Q: How does age at adoption affect the risk of attachment issues in adopted children? Impact of Age at Adoption on Attachment

A: We posed this question to Dr. Charles Nelson, Professor of Pediatrics at Harvard Medical School and one of the leading experts on attachment and th effects of childhood neglect, abuse, malnutrition, institutionalization, and prenatal environment on children. He said that most attachments to caregivers form in the first 2 (or so) years of life; thus, it is not surprising that children who spend more than the first 2 years in an institution are at an elevated risk of developing an insecure or disorganized attachment, and in some rare cases, no attachment. But, remember, this observation applies to groups of children, not individual children; thus, there may still be some children who have spent less than 2 years in an institution who still have attachment issues, and others who spend more than that who do not. Some of these individual differences may well be influenced by the kind of care a child received while in the institution.

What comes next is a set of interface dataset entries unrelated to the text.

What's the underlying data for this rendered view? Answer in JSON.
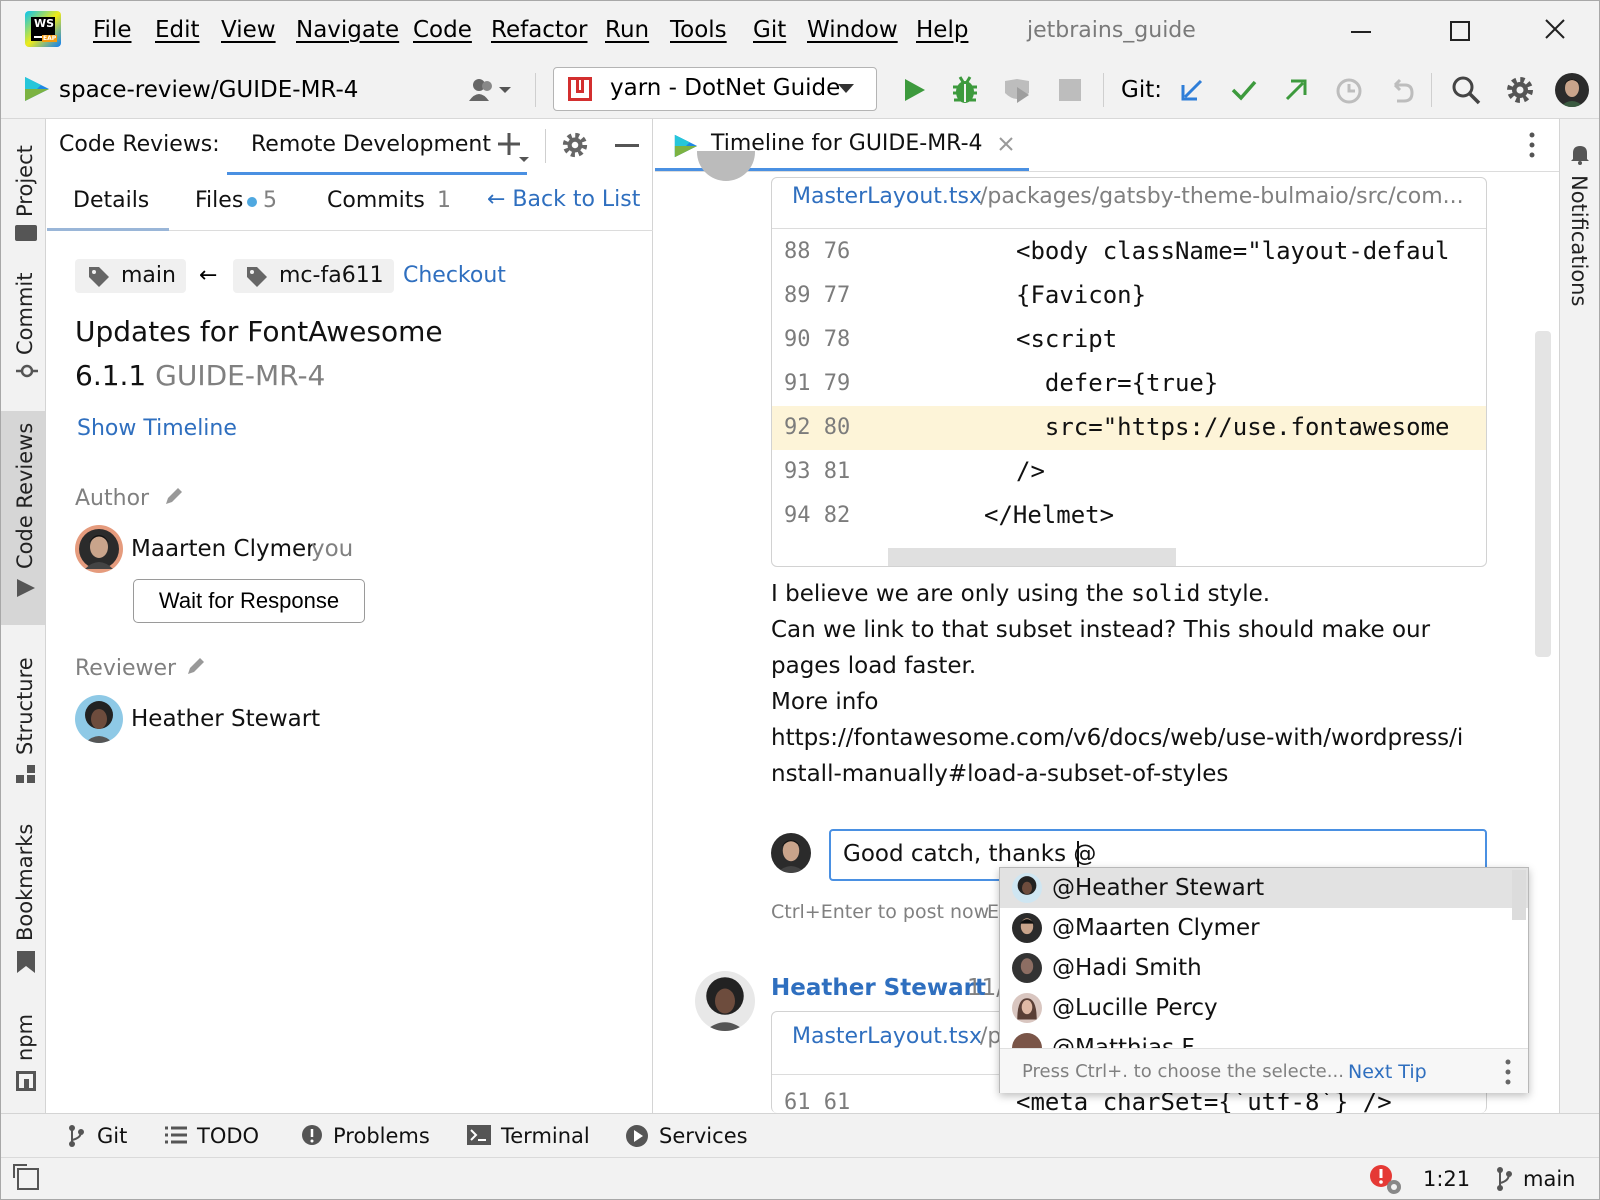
{
  "menu": {
    "logo_text": "WS",
    "logo_sub": "EAP",
    "items": [
      "File",
      "Edit",
      "View",
      "Navigate",
      "Code",
      "Refactor",
      "Run",
      "Tools",
      "Git",
      "Window",
      "Help"
    ],
    "app_name": "jetbrains_guide"
  },
  "toolbar": {
    "project": "space-review/GUIDE-MR-4",
    "run_config": "yarn - DotNet Guide",
    "git_label": "Git:"
  },
  "left_strip": {
    "tabs": [
      "Project",
      "Commit",
      "Code Reviews",
      "Structure",
      "Bookmarks",
      "npm"
    ]
  },
  "right_strip": {
    "notifications": "Notifications"
  },
  "review_panel": {
    "title": "Code Reviews:",
    "tab": "Remote Development",
    "sub_tabs": {
      "details": "Details",
      "files": "Files",
      "files_count": "5",
      "commits": "Commits",
      "commits_count": "1",
      "back": "← Back to List"
    },
    "branch_target": "main",
    "arrow": "←",
    "branch_source": "mc-fa611",
    "checkout": "Checkout",
    "title_line1": "Updates for FontAwesome",
    "title_line2": "6.1.1",
    "review_id": "GUIDE-MR-4",
    "show_timeline": "Show Timeline",
    "author_label": "Author",
    "author_name": "Maarten Clymer",
    "author_you": "you",
    "wait_button": "Wait for Response",
    "reviewer_label": "Reviewer",
    "reviewer_name": "Heather Stewart"
  },
  "editor": {
    "tab_title": "Timeline for GUIDE-MR-4",
    "file_name": "MasterLayout.tsx",
    "file_path": "/packages/gatsby-theme-bulmaio/src/com...",
    "code_lines": [
      {
        "num": "88 76",
        "text": "<body className=\"layout-defaul"
      },
      {
        "num": "89 77",
        "text": "{Favicon}"
      },
      {
        "num": "90 78",
        "text": "<script"
      },
      {
        "num": "91 79",
        "text": "  defer={true}"
      },
      {
        "num": "92 80",
        "text": "  src=\"https://use.fontawesome"
      },
      {
        "num": "93 81",
        "text": "/>"
      },
      {
        "num": "94 82",
        "text": "</Helmet>"
      }
    ],
    "comment": {
      "line1_a": "I believe we are only using the ",
      "line1_code": "solid",
      "line1_b": " style.",
      "line2": "Can we link to that subset instead? This should make our",
      "line3": "pages load faster.",
      "line4": "More info",
      "link1": "https://fontawesome.com/v6/docs/web/use-with/wordpress/i",
      "link2": "nstall-manually#load-a-subset-of-styles"
    },
    "reply_value": "Good catch, thanks @",
    "hint": "Ctrl+Enter to post now",
    "hint_cut": "E",
    "next_author": "Heather Stewart",
    "next_date": "11/",
    "next_file": "MasterLayout.tsx",
    "next_path": "/p",
    "next_code_num": "61 61",
    "next_code_text": "<meta charSet={`utf-8`} />"
  },
  "mention_popup": {
    "items": [
      "@Heather Stewart",
      "@Maarten Clymer",
      "@Hadi Smith",
      "@Lucille Percy",
      "@Matthias F"
    ],
    "footer_hint": "Press Ctrl+. to choose the selecte...",
    "next_tip": "Next Tip"
  },
  "bottom_tools": [
    "Git",
    "TODO",
    "Problems",
    "Terminal",
    "Services"
  ],
  "status": {
    "position": "1:21",
    "branch": "main"
  },
  "colors": {
    "accent": "#2f6fbf",
    "selection": "#fdf4d8",
    "run_green": "#3d9a3d"
  }
}
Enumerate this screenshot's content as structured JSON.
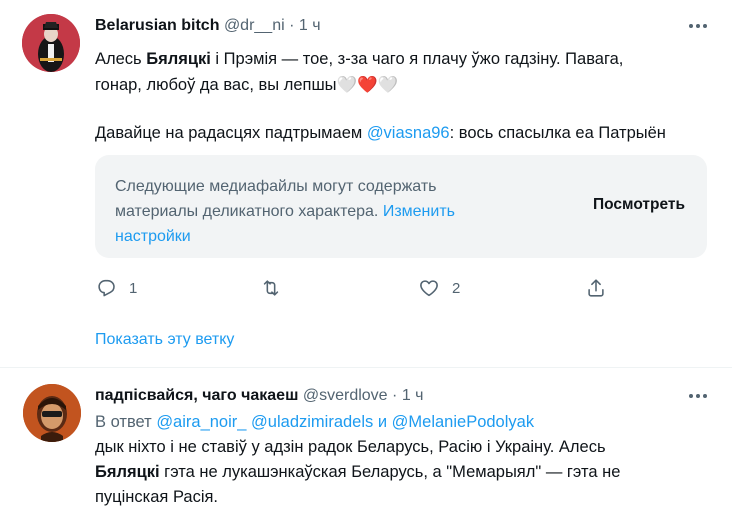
{
  "tweet1": {
    "author_name": "Belarusian bitch",
    "handle": "@dr__ni",
    "separator": "·",
    "time": "1 ч",
    "text": {
      "l1_part1": "Алесь ",
      "l1_bold": "Бяляцкі",
      "l1_part2": " і Прэмія — тое, з-за чаго я плачу ўжо гадзіну. Павага,",
      "l2": "гонар, любоў да вас, вы лепшы",
      "hearts": "🤍❤️🤍",
      "l3_part1": "Давайце на радасцях падтрымаем ",
      "l3_mention": "@viasna96",
      "l3_part2": ": вось спасылка еа Патрыён"
    },
    "sensitive": {
      "line1": "Следующие медиафайлы могут содержать",
      "line2_part1": "материалы деликатного характера. ",
      "line2_link": "Изменить",
      "line3_link": "настройки",
      "view_button": "Посмотреть"
    },
    "actions": {
      "reply_count": "1",
      "retweet_count": "",
      "like_count": "2"
    },
    "show_thread": "Показать эту ветку"
  },
  "tweet2": {
    "author_name": "падпісвайся, чаго чакаеш",
    "handle": "@sverdlove",
    "separator": "·",
    "time": "1 ч",
    "reply_prefix": "В ответ ",
    "reply_mention1": "@aira_noir_",
    "reply_mention2": "@uladzimiradels",
    "reply_and": " и ",
    "reply_mention3": "@MelaniePodolyak",
    "text": {
      "l1": "дык ніхто і не ставіў у адзін радок Беларусь, Расію і Украіну. Алесь",
      "l2_bold": "Бяляцкі",
      "l2_rest": " гэта не лукашэнкаўская Беларусь, а \"Мемарыял\" — гэта не",
      "l3": "пуцінская Расія."
    }
  },
  "colors": {
    "accent": "#1d9bf0",
    "secondary_text": "#536471",
    "primary_text": "#0f1419",
    "sensitive_bg": "#f2f4f5",
    "heart_red": "#e0245e"
  },
  "icons": {
    "more": "more-horizontal-icon",
    "reply": "reply-icon",
    "retweet": "retweet-icon",
    "like": "heart-icon",
    "share": "share-icon"
  }
}
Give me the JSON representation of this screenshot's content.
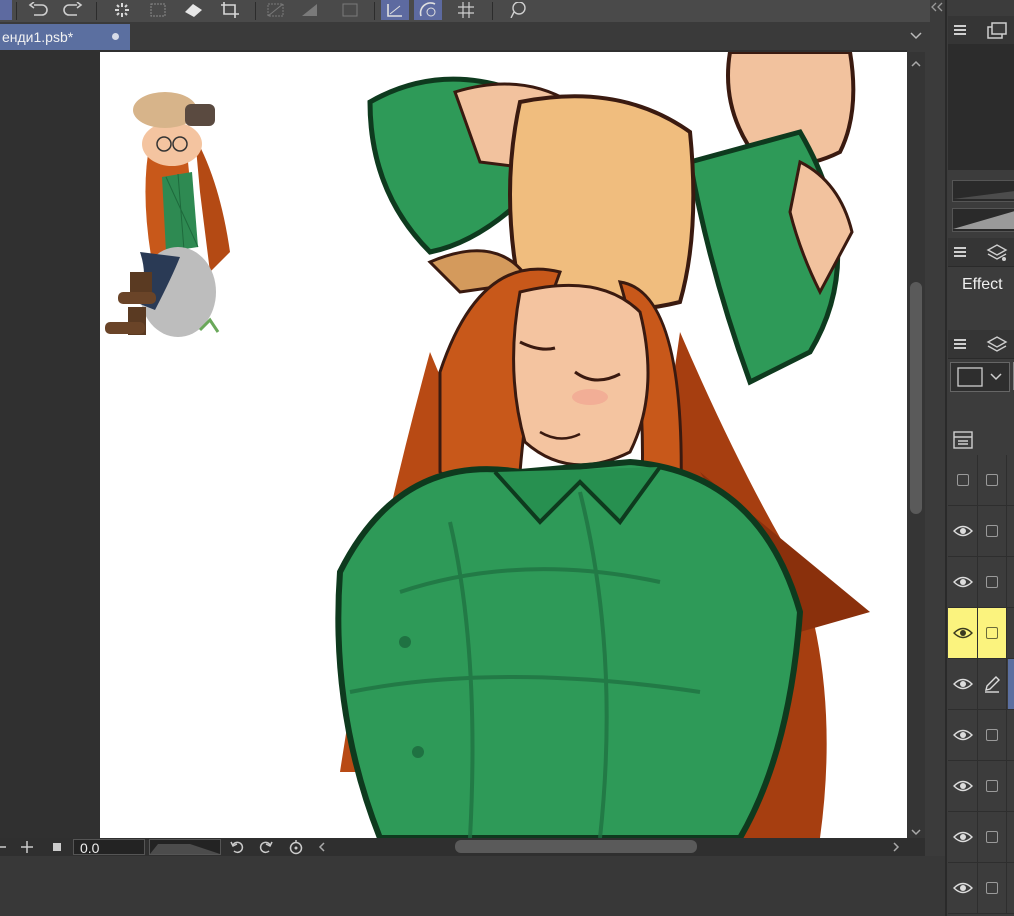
{
  "document": {
    "tab_title": "енди1.psb*"
  },
  "canvas": {
    "zoom_value": "0.0"
  },
  "panels": {
    "effect_label": "Effect"
  },
  "layers": {
    "rows": [
      {
        "visible": false,
        "selected": false,
        "icon": "checkbox"
      },
      {
        "visible": true,
        "selected": false,
        "icon": "checkbox"
      },
      {
        "visible": true,
        "selected": false,
        "icon": "checkbox"
      },
      {
        "visible": true,
        "selected": true,
        "icon": "checkbox"
      },
      {
        "visible": true,
        "selected": false,
        "icon": "pen-icon"
      },
      {
        "visible": true,
        "selected": false,
        "icon": "checkbox"
      },
      {
        "visible": true,
        "selected": false,
        "icon": "checkbox"
      },
      {
        "visible": true,
        "selected": false,
        "icon": "checkbox"
      },
      {
        "visible": true,
        "selected": false,
        "icon": "checkbox"
      }
    ]
  },
  "colors": {
    "accent": "#5b6fa0",
    "selected_layer": "#fbf37e",
    "shirt": "#2e9a58",
    "hair": "#c8581a",
    "skin": "#f4c4a0",
    "hat": "#f0bd7e"
  }
}
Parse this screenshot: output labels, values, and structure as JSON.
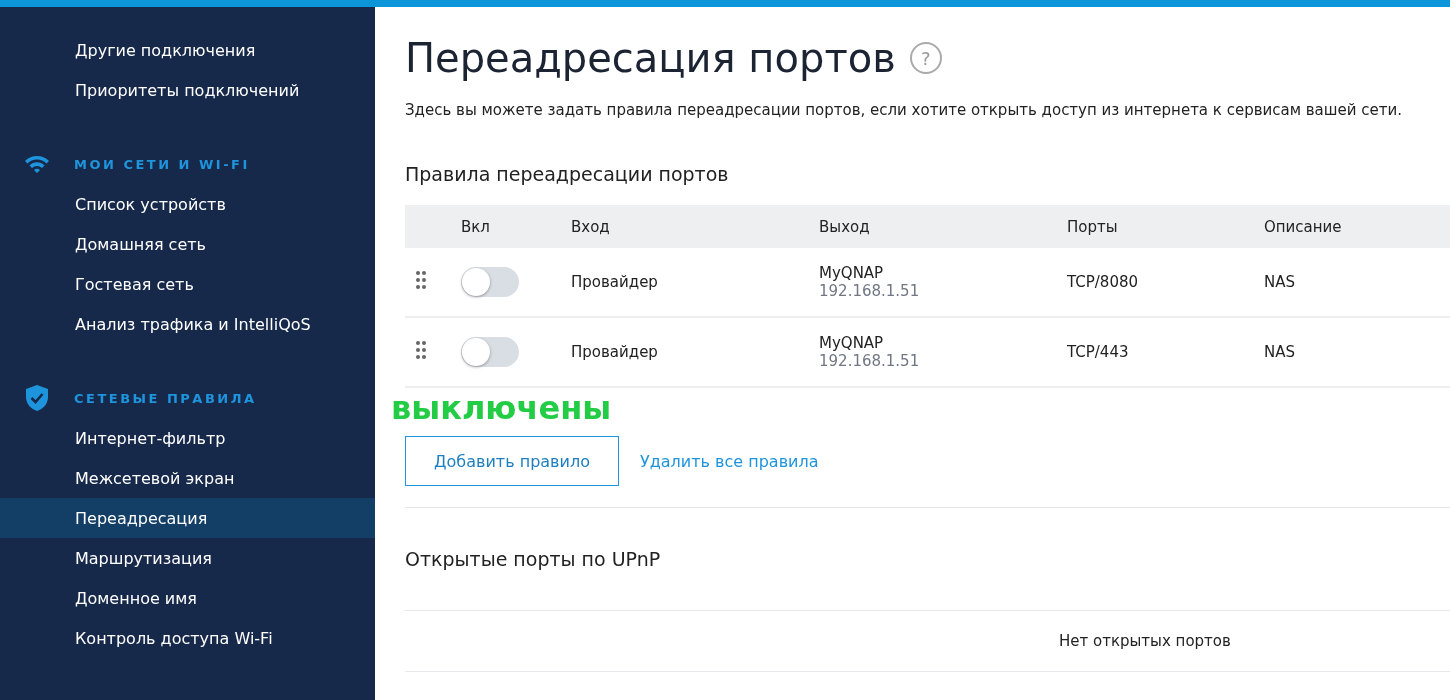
{
  "sidebar": {
    "sections": [
      {
        "items": [
          {
            "label": "Другие подключения",
            "selected": false
          },
          {
            "label": "Приоритеты подключений",
            "selected": false
          }
        ]
      },
      {
        "kind": "wifi",
        "title": "МОИ СЕТИ И WI-FI",
        "items": [
          {
            "label": "Список устройств",
            "selected": false
          },
          {
            "label": "Домашняя сеть",
            "selected": false
          },
          {
            "label": "Гостевая сеть",
            "selected": false
          },
          {
            "label": "Анализ трафика и IntelliQoS",
            "selected": false
          }
        ]
      },
      {
        "kind": "shield",
        "title": "СЕТЕВЫЕ ПРАВИЛА",
        "items": [
          {
            "label": "Интернет-фильтр",
            "selected": false
          },
          {
            "label": "Межсетевой экран",
            "selected": false
          },
          {
            "label": "Переадресация",
            "selected": true
          },
          {
            "label": "Маршрутизация",
            "selected": false
          },
          {
            "label": "Доменное имя",
            "selected": false
          },
          {
            "label": "Контроль доступа Wi-Fi",
            "selected": false
          }
        ]
      }
    ]
  },
  "page": {
    "title": "Переадресация портов",
    "help": "?",
    "description": "Здесь вы можете задать правила переадресации портов, если хотите открыть доступ из интернета к сервисам вашей сети."
  },
  "rules": {
    "title": "Правила переадресации портов",
    "columns": [
      "Вкл",
      "Вход",
      "Выход",
      "Порты",
      "Описание"
    ],
    "rows": [
      {
        "on": false,
        "input": "Провайдер",
        "output": "MyQNAP",
        "address": "192.168.1.51",
        "ports": "TCP/8080",
        "description": "NAS"
      },
      {
        "on": false,
        "input": "Провайдер",
        "output": "MyQNAP",
        "address": "192.168.1.51",
        "ports": "TCP/443",
        "description": "NAS"
      }
    ],
    "annotation": "выключены",
    "add_button": "Добавить правило",
    "delete_link": "Удалить все правила"
  },
  "upnp": {
    "title": "Открытые порты по UPnP",
    "empty": "Нет открытых портов"
  }
}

On the Creating a Family show discussing the Affect of Early Childhood Experiences on Adopted Children, he added that major attachment issues are very seldom seen in children adopted from birth.

Image credit: Shavar Ross.com